■ Your assignment ■
Using the data below, work out how many lines contain "stack", and report only that number.

■ Raw data ■
***
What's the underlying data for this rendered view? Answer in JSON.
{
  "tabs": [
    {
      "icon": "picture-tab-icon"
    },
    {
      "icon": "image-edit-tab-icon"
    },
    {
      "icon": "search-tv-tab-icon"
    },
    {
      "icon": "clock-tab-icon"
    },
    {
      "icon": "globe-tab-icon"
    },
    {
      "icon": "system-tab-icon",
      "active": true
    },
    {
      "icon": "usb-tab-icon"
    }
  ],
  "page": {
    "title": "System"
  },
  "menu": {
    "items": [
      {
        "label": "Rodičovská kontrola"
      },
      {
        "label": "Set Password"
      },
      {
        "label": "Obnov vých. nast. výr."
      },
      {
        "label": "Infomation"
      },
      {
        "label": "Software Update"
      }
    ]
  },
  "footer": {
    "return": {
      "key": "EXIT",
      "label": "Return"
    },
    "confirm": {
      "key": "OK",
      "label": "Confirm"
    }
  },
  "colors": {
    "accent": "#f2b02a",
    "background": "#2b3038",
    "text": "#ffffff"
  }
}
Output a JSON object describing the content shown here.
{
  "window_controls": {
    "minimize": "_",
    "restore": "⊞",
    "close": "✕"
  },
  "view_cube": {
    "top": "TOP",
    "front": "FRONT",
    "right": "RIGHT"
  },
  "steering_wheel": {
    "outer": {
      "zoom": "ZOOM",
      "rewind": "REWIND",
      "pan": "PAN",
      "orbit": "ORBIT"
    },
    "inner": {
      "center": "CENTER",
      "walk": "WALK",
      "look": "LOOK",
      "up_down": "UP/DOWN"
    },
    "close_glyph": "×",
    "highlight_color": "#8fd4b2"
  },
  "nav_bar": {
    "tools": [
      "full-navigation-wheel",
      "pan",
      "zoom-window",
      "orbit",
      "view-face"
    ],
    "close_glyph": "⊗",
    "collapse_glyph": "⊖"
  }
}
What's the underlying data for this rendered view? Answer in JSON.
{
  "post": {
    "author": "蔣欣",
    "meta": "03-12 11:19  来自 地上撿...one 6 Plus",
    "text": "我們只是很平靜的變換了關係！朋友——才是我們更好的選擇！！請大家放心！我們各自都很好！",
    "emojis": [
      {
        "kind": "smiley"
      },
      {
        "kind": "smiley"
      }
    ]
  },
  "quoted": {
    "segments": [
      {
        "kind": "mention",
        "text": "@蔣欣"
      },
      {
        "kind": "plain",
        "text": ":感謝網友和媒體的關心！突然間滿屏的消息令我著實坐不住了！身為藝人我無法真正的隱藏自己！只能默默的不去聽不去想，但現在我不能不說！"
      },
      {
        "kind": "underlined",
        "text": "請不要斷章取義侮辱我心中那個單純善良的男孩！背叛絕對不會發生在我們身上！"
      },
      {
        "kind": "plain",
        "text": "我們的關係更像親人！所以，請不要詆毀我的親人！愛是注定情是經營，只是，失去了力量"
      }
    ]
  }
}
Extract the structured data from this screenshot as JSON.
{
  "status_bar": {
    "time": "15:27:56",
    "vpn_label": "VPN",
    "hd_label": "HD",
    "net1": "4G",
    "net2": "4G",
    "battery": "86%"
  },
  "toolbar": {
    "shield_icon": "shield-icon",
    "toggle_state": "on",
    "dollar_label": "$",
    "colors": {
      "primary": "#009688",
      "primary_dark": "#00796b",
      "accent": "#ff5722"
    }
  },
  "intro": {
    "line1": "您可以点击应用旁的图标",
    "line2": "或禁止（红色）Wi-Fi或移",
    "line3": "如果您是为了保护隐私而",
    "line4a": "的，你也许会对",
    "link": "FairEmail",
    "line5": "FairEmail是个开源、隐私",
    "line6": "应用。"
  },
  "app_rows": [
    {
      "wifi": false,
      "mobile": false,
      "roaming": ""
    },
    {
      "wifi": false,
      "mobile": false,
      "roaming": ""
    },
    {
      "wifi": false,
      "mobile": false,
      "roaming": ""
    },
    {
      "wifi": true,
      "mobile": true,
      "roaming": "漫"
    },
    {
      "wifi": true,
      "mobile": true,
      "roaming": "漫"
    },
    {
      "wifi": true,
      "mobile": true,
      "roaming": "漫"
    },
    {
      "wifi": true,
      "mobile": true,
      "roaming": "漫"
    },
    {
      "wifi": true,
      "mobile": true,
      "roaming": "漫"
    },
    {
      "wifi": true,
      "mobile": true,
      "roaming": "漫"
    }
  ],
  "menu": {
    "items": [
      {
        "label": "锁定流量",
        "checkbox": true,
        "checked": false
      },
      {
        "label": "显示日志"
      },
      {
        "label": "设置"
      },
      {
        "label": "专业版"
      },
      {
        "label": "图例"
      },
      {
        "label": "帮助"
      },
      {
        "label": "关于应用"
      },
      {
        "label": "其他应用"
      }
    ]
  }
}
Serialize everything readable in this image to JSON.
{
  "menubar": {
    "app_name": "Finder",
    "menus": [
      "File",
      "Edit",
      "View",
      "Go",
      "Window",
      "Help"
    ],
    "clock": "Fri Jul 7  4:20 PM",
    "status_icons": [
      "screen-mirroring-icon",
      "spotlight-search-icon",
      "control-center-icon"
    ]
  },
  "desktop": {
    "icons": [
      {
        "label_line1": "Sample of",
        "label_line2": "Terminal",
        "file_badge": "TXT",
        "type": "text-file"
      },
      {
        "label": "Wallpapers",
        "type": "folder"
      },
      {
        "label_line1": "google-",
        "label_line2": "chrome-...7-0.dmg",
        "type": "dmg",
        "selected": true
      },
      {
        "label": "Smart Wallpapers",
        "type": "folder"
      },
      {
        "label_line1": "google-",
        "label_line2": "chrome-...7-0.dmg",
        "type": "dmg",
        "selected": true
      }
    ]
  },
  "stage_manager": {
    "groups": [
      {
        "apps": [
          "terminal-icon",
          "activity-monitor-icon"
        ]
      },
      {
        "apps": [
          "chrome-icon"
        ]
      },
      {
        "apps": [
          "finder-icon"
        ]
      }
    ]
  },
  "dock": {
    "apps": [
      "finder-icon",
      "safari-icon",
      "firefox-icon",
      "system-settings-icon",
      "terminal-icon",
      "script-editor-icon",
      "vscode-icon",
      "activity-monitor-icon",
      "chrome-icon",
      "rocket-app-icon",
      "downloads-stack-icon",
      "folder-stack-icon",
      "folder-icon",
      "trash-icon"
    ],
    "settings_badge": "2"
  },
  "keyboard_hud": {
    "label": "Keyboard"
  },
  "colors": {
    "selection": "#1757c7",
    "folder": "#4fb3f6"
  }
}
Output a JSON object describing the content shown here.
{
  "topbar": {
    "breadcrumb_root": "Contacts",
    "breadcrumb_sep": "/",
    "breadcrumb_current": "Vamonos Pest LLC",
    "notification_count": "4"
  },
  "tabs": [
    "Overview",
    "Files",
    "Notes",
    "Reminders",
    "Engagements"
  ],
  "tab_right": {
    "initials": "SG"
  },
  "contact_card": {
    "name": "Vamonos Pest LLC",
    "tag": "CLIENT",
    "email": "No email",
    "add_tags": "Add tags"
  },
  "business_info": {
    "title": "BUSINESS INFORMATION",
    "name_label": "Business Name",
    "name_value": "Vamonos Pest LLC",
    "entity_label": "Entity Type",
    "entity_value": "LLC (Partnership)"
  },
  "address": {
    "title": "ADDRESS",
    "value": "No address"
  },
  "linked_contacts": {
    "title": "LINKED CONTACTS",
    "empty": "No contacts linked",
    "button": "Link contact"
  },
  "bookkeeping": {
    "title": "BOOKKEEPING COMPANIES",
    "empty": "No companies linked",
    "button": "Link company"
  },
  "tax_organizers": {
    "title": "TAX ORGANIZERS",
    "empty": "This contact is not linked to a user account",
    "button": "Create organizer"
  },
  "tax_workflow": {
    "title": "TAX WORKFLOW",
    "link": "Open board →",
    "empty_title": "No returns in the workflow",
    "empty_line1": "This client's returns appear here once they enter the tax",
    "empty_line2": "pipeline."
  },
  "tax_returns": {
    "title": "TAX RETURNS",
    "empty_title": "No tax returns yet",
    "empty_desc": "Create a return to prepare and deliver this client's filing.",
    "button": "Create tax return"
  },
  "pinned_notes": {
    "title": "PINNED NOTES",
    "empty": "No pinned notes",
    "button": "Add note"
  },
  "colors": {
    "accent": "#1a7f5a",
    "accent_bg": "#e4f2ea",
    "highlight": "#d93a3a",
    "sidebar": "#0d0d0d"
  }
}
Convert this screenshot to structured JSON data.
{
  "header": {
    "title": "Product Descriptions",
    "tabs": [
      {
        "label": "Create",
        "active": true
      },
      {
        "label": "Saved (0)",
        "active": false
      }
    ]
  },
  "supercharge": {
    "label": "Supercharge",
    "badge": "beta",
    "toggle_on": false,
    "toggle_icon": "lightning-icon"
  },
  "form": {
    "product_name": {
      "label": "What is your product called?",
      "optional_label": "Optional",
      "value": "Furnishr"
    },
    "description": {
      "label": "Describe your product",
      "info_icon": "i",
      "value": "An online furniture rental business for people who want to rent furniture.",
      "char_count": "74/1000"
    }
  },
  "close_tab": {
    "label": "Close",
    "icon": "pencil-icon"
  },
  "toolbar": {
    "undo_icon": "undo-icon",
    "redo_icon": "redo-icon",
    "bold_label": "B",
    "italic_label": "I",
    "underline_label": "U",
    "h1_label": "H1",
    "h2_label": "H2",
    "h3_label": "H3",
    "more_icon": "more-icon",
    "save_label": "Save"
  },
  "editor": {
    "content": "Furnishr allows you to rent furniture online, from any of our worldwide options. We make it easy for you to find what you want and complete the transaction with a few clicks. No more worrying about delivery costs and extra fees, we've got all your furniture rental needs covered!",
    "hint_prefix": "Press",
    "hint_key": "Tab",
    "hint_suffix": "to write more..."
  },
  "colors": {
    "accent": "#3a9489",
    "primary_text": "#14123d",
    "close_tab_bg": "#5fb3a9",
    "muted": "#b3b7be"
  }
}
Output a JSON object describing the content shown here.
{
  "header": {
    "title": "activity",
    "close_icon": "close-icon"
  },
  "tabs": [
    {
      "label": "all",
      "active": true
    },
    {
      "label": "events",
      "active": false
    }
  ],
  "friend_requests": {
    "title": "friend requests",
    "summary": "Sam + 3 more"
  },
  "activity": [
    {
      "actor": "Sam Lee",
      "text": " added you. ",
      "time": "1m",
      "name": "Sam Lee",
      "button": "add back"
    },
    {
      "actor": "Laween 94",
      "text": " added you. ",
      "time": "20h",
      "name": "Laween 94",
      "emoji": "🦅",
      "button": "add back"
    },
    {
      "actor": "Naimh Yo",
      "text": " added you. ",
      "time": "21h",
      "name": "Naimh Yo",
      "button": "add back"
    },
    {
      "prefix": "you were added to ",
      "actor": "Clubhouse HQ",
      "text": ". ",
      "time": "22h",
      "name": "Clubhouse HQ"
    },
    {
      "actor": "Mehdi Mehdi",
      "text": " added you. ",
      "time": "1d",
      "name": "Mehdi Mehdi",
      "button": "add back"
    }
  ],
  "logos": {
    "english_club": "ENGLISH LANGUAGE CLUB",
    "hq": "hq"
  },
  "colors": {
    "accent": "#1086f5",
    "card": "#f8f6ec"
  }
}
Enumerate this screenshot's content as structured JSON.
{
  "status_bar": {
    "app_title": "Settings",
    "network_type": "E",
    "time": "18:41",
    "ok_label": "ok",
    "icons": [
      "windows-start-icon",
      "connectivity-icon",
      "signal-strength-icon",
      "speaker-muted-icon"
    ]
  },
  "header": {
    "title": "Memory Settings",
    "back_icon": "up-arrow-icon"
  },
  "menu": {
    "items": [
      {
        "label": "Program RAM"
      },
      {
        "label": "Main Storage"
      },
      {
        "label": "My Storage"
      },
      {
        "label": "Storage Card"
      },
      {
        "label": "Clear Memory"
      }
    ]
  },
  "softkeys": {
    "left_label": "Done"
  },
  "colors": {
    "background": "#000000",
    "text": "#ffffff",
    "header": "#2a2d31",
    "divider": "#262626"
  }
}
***
■ Output for this task ■
2